Not ever meaning to judge a member by their outward attitude…but I have known many who are on our team simply because their parents pushed them to be, or they want robotics on their resume. Sometimes that works and they eventually become engaged and team-oriented, but more often than not, they take their rebellion against parental authority out on the mentors and the team officers.
My son is a non-cheering type, it’s just not his thing. I have no problem with kids who are that way. It’s the kids who go out of their way to be negative about showing spirit and who judge others who do that can pilot a team into a negative slump. In a way, it can be a form of bullying, especially when they make fun of others on the team. This has to be stopped right away, then find out what the cause is for their negative attitude and go from there.

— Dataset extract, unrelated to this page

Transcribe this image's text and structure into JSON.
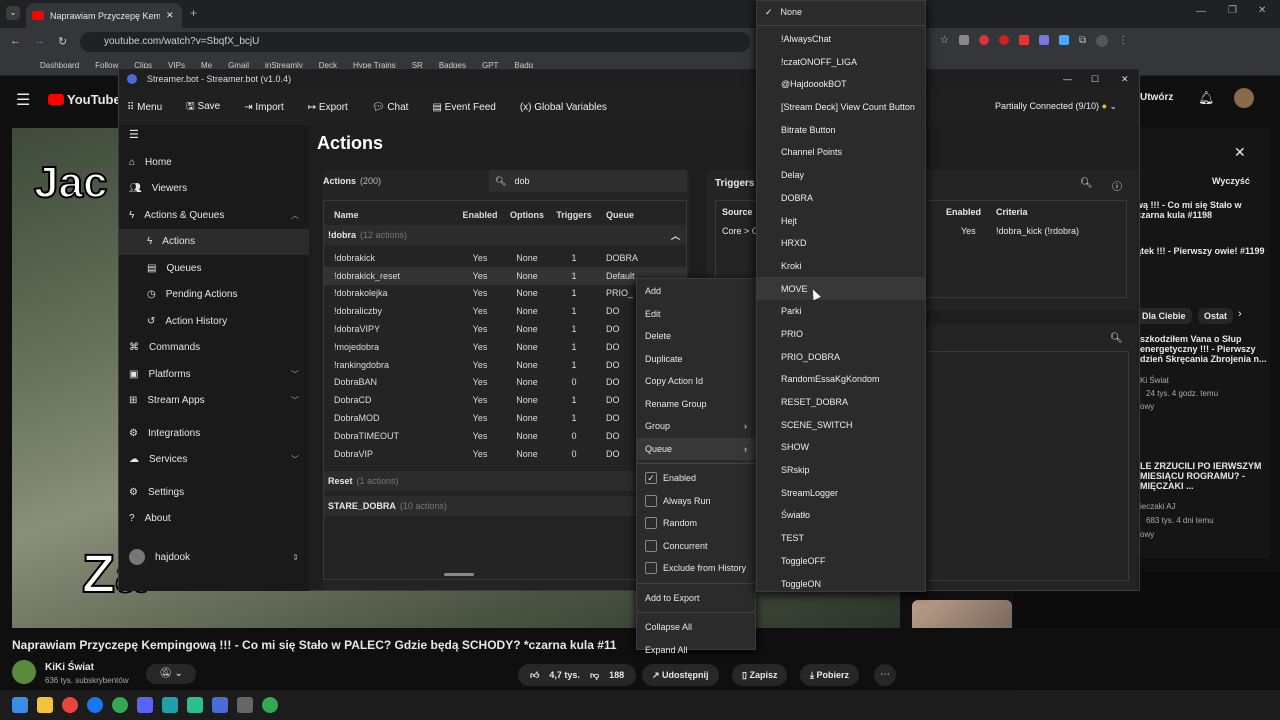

Another thing, if it all possible surround them with easily excited people; after all for logs to burn you need a lot of kindling
This really made the difference for our team. Much of our presence in the stands had a “too cool for school” attitude to it in years past. It was a consequence of the culture of our school, really.
An extremely enthusiastic mentor with FIRST experience found and joined our team…and she has made a world of difference. She refuses to be unenthusiastic and won’t allow our students to be either. She’s fairly young and so relates to the students well, which kind of ‘gives them permission’ to let their hair down a bit and really have fun at competition.
She’s a bit of an anomaly and I don’t expect someone like her to just walk onto your team like ours, but perhaps a pointed search for a “spirit mentor” could help with your culture!
The great teams in FIRST and FRC are not stepping on the necks of lesser teams, the great teams are reaching down to lift the lesser teams up on their shoulders. Imparting this mindset to your team, and having positive interactions with other teams, will help to shed (what I think is) the underlying “it’s us versus them” attitude that manifests as cynicism on your team. Celebrate all others’ successes because they are our successes as members of FIRST.
Lead by example. Get you students to laugh. Taken them with you to talk to other teams. Take them with you to HELP other teams. Make all of them dance. Remind them that they’re at a robotics event, any traditional “coolness” got left at the load-in doors and they’re not going to impress anyone by being aloof. Reward the worst (I mean best) puns your students make. Remind them, or better yet show them, that people aren’t too different between different teams; we’re like one big cult (I mean that in a loving way) and they should embrace being part of such a fantastic group.